:: YOUR GOAL ::
Report each line of the entries that includes "Sphere" by copying it.

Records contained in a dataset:
⟨
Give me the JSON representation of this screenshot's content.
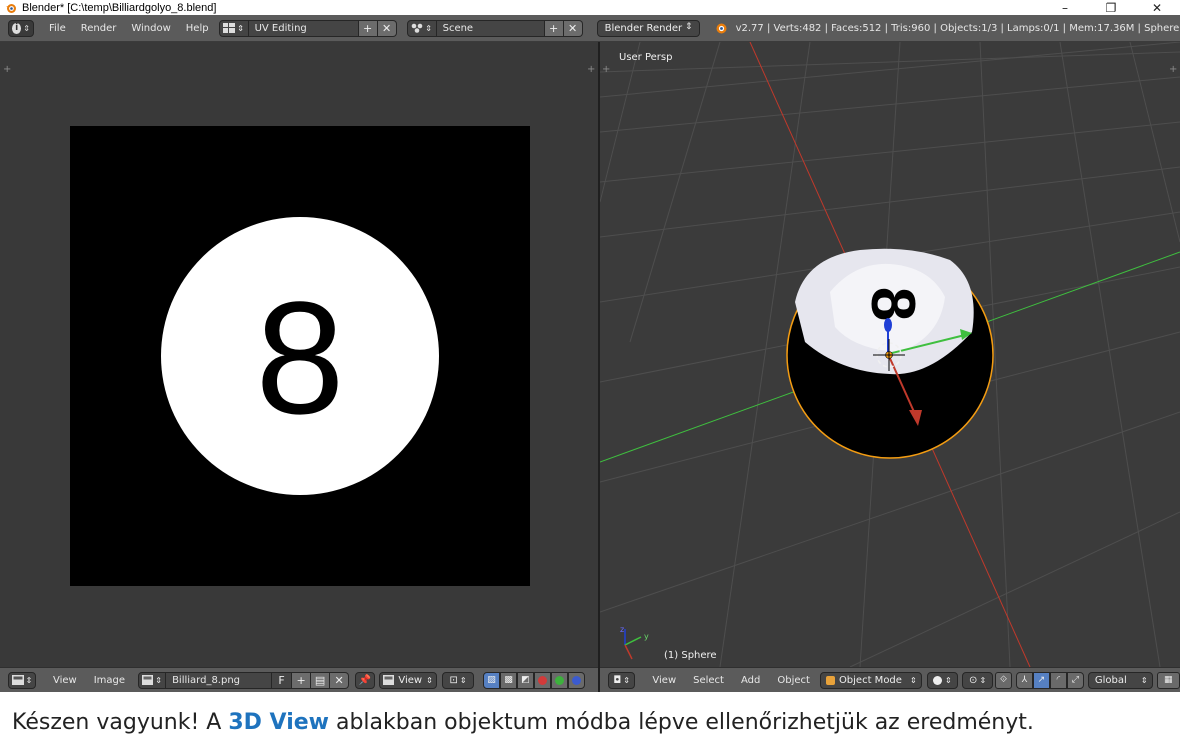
{
  "window": {
    "title": "Blender* [C:\\temp\\Billiardgolyo_8.blend]",
    "minimize": "–",
    "restore": "❐",
    "close": "✕"
  },
  "info_header": {
    "editor_icon": "info-icon",
    "menus": [
      "File",
      "Render",
      "Window",
      "Help"
    ],
    "layout": "UV Editing",
    "scene": "Scene",
    "render_engine": "Blender Render",
    "stats": "v2.77 | Verts:482 | Faces:512 | Tris:960 | Objects:1/3 | Lamps:0/1 | Mem:17.36M | Sphere"
  },
  "uv_editor": {
    "image_label": "8",
    "image_colors": {
      "background": "#000000",
      "circle": "#ffffff",
      "number": "#000000"
    },
    "header": {
      "menus": [
        "View",
        "Image"
      ],
      "image_name": "Billiard_8.png",
      "fake_user": "F",
      "view_mode": "View"
    }
  },
  "view3d": {
    "viewport_label": "User Persp",
    "object_label": "(1) Sphere",
    "colors": {
      "x_axis": "#c0392b",
      "y_axis": "#3fbf3f",
      "z_axis": "#1f3fd6",
      "selection_outline": "#f39c12"
    },
    "header": {
      "menus": [
        "View",
        "Select",
        "Add",
        "Object"
      ],
      "mode": "Object Mode",
      "orientation": "Global"
    }
  },
  "caption": {
    "before": "Készen vagyunk! A ",
    "highlight": "3D View",
    "after": " ablakban objektum módba lépve ellenőrizhetjük az eredményt."
  }
}
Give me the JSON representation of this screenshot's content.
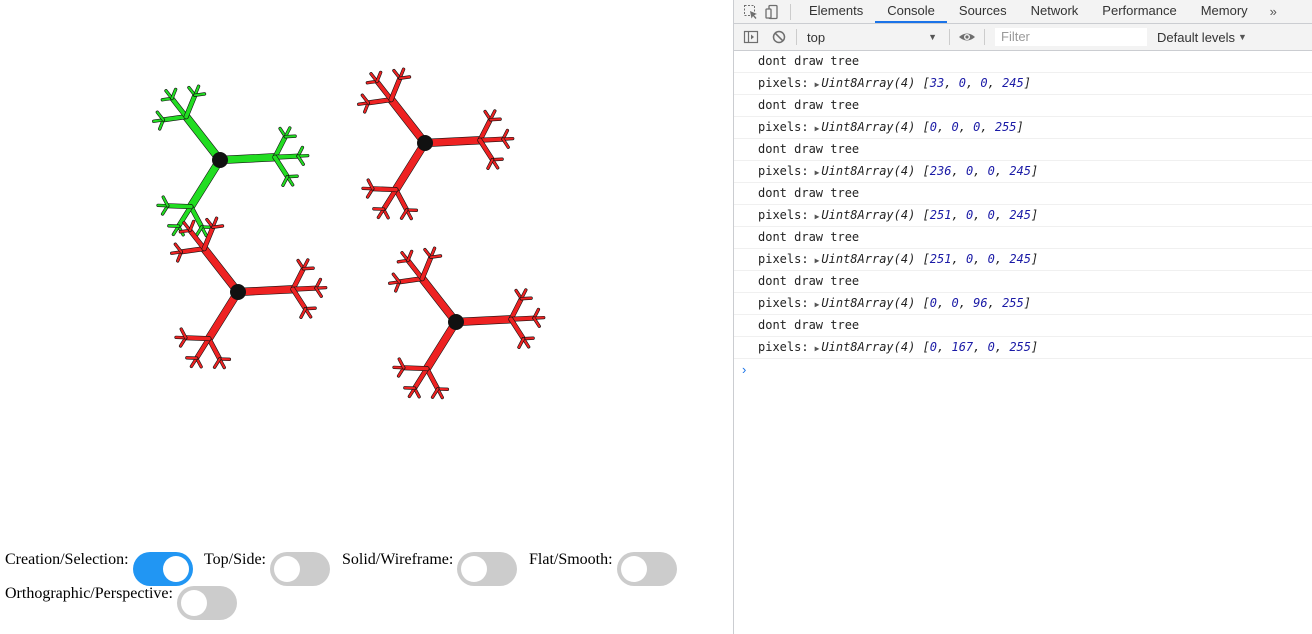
{
  "app": {
    "toggles": [
      {
        "label": "Creation/Selection:",
        "on": true
      },
      {
        "label": "Top/Side:",
        "on": false
      },
      {
        "label": "Solid/Wireframe:",
        "on": false
      },
      {
        "label": "Flat/Smooth:",
        "on": false
      },
      {
        "label": "Orthographic/Perspective:",
        "on": false
      }
    ],
    "trees": [
      {
        "color": "green"
      },
      {
        "color": "red"
      },
      {
        "color": "red"
      },
      {
        "color": "red"
      }
    ]
  },
  "devtools": {
    "tabs": [
      "Elements",
      "Console",
      "Sources",
      "Network",
      "Performance",
      "Memory"
    ],
    "active_tab": "Console",
    "more": "»",
    "context": "top",
    "filter_placeholder": "Filter",
    "levels": "Default levels",
    "messages": [
      {
        "text": "dont draw tree"
      },
      {
        "prefix": "pixels:",
        "type": "Uint8Array(4)",
        "values": [
          33,
          0,
          0,
          245
        ]
      },
      {
        "text": "dont draw tree"
      },
      {
        "prefix": "pixels:",
        "type": "Uint8Array(4)",
        "values": [
          0,
          0,
          0,
          255
        ]
      },
      {
        "text": "dont draw tree"
      },
      {
        "prefix": "pixels:",
        "type": "Uint8Array(4)",
        "values": [
          236,
          0,
          0,
          245
        ]
      },
      {
        "text": "dont draw tree"
      },
      {
        "prefix": "pixels:",
        "type": "Uint8Array(4)",
        "values": [
          251,
          0,
          0,
          245
        ]
      },
      {
        "text": "dont draw tree"
      },
      {
        "prefix": "pixels:",
        "type": "Uint8Array(4)",
        "values": [
          251,
          0,
          0,
          245
        ]
      },
      {
        "text": "dont draw tree"
      },
      {
        "prefix": "pixels:",
        "type": "Uint8Array(4)",
        "values": [
          0,
          0,
          96,
          255
        ]
      },
      {
        "text": "dont draw tree"
      },
      {
        "prefix": "pixels:",
        "type": "Uint8Array(4)",
        "values": [
          0,
          167,
          0,
          255
        ]
      }
    ],
    "prompt_symbol": "›"
  },
  "colors": {
    "toggle_on": "#2196f3",
    "toggle_off": "#cccccc",
    "tree_green": "#22dd22",
    "tree_red": "#ee2222",
    "tree_dark": "#111111",
    "accent": "#1a73e8",
    "number": "#1a1aa6"
  }
}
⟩
:: SOLUTION ::
    "stats": "v2.77 | Verts:482 | Faces:512 | Tris:960 | Objects:1/3 | Lamps:0/1 | Mem:17.36M | Sphere"
    "object_label": "(1) Sphere",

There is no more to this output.